**Task statement**
For the entries below, report the number of lines where the string "JSON" appears, and only that number.
++++++
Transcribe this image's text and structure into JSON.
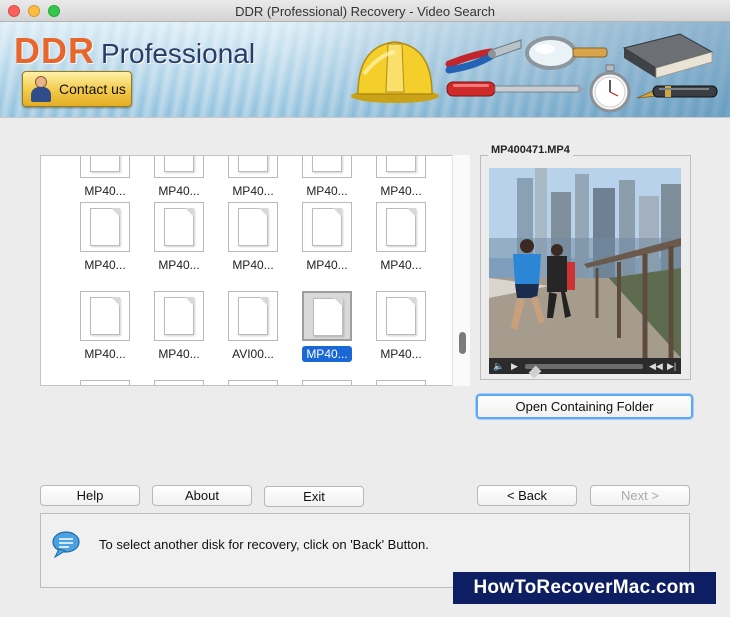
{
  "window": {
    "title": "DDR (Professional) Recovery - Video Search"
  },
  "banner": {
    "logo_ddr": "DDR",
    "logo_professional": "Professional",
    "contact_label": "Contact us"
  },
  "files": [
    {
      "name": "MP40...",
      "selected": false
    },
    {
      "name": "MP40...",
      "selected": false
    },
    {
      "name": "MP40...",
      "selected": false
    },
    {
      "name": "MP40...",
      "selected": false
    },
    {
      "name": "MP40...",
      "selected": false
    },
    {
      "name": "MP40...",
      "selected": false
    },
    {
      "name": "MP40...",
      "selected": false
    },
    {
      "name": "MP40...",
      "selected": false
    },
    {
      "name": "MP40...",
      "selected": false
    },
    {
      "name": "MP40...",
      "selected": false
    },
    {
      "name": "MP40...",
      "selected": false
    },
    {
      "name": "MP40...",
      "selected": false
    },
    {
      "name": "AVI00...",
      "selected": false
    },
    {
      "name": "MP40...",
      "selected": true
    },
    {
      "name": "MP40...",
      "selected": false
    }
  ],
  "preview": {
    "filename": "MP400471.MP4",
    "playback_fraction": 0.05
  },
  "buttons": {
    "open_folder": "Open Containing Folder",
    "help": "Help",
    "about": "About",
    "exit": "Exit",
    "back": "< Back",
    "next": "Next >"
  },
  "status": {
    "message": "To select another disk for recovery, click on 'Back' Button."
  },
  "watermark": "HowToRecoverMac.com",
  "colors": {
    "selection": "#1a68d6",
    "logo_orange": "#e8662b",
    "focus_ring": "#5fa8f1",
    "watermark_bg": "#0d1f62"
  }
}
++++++
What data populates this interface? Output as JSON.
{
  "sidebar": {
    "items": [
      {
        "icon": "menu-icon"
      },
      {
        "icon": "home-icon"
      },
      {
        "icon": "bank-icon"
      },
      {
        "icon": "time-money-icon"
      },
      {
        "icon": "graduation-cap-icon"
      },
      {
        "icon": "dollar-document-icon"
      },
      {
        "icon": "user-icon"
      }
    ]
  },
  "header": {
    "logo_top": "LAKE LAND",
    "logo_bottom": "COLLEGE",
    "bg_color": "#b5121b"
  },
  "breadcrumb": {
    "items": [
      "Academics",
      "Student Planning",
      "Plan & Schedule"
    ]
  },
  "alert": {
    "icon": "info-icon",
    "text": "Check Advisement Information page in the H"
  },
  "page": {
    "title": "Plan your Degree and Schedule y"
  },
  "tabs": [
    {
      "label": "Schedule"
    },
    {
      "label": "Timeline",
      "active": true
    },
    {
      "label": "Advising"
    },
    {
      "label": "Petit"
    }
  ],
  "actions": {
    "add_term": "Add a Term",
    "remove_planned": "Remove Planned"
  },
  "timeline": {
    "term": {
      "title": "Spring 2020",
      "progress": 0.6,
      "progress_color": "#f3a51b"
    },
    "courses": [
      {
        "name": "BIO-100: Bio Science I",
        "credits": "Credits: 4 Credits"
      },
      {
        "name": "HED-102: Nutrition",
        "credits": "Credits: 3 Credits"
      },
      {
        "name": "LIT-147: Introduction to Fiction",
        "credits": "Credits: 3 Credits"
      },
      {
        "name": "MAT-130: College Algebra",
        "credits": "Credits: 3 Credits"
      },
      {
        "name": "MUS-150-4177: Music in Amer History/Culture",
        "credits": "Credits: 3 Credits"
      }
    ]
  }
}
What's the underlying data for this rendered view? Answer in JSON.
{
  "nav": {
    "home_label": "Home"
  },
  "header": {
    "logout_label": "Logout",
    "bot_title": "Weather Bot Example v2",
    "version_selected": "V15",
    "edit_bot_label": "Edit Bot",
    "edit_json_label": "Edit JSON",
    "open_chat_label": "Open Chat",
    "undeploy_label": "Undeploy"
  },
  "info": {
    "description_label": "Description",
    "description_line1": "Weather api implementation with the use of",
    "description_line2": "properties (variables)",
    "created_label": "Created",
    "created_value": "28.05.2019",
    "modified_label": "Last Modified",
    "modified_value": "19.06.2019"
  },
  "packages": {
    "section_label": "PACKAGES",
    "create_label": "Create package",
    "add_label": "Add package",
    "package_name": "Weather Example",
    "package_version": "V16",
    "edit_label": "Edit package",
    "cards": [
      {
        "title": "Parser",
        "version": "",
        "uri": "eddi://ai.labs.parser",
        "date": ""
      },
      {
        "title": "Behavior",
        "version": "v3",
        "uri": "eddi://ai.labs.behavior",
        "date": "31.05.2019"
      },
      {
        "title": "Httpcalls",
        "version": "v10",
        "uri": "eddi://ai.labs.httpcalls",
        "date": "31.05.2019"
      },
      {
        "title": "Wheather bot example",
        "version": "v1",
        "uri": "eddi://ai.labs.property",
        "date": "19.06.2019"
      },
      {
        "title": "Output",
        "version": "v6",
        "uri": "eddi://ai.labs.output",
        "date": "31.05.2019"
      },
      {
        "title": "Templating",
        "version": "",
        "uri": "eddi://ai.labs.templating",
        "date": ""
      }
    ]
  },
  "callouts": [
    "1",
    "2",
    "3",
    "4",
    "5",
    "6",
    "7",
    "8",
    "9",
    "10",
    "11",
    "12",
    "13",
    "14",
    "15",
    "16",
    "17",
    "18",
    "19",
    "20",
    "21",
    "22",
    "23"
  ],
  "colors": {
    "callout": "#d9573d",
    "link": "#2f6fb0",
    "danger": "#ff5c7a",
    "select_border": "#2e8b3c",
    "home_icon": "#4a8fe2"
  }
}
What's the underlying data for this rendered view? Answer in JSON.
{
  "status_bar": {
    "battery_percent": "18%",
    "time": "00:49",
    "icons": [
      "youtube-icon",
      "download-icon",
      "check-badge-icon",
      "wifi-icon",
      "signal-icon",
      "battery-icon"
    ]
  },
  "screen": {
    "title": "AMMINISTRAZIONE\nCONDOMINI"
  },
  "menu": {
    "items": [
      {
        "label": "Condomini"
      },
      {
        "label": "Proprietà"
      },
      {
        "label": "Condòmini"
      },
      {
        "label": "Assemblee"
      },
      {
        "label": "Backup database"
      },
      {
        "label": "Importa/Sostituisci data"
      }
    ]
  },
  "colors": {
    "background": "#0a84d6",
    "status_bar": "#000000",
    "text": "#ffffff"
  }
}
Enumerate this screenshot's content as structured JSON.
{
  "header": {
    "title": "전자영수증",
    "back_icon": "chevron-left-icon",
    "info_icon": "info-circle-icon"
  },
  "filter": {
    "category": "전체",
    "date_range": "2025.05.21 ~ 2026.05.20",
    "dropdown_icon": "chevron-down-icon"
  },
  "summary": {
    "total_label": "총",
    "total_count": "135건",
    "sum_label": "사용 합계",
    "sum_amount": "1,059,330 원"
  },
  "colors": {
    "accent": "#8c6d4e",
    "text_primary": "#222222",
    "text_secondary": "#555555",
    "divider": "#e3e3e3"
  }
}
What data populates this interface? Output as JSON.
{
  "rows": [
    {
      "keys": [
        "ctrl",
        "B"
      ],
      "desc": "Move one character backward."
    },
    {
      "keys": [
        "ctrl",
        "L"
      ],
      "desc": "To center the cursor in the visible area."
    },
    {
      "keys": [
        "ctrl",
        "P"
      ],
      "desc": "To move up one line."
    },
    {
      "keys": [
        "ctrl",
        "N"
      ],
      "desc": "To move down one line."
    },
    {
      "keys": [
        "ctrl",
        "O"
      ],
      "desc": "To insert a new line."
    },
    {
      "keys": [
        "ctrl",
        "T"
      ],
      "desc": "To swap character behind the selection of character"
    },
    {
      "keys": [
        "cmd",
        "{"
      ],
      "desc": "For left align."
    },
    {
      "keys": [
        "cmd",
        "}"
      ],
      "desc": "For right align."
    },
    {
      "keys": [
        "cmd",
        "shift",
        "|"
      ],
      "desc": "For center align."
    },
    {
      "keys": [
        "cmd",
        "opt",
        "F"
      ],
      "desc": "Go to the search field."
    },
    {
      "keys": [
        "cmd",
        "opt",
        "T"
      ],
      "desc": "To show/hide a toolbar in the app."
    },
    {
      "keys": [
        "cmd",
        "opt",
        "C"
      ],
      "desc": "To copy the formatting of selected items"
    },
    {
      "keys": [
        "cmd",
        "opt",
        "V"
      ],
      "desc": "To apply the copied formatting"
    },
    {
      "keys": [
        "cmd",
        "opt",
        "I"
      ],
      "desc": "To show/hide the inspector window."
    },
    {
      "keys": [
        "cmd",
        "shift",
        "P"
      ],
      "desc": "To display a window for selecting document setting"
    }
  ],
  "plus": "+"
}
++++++
**Completed exercise**
7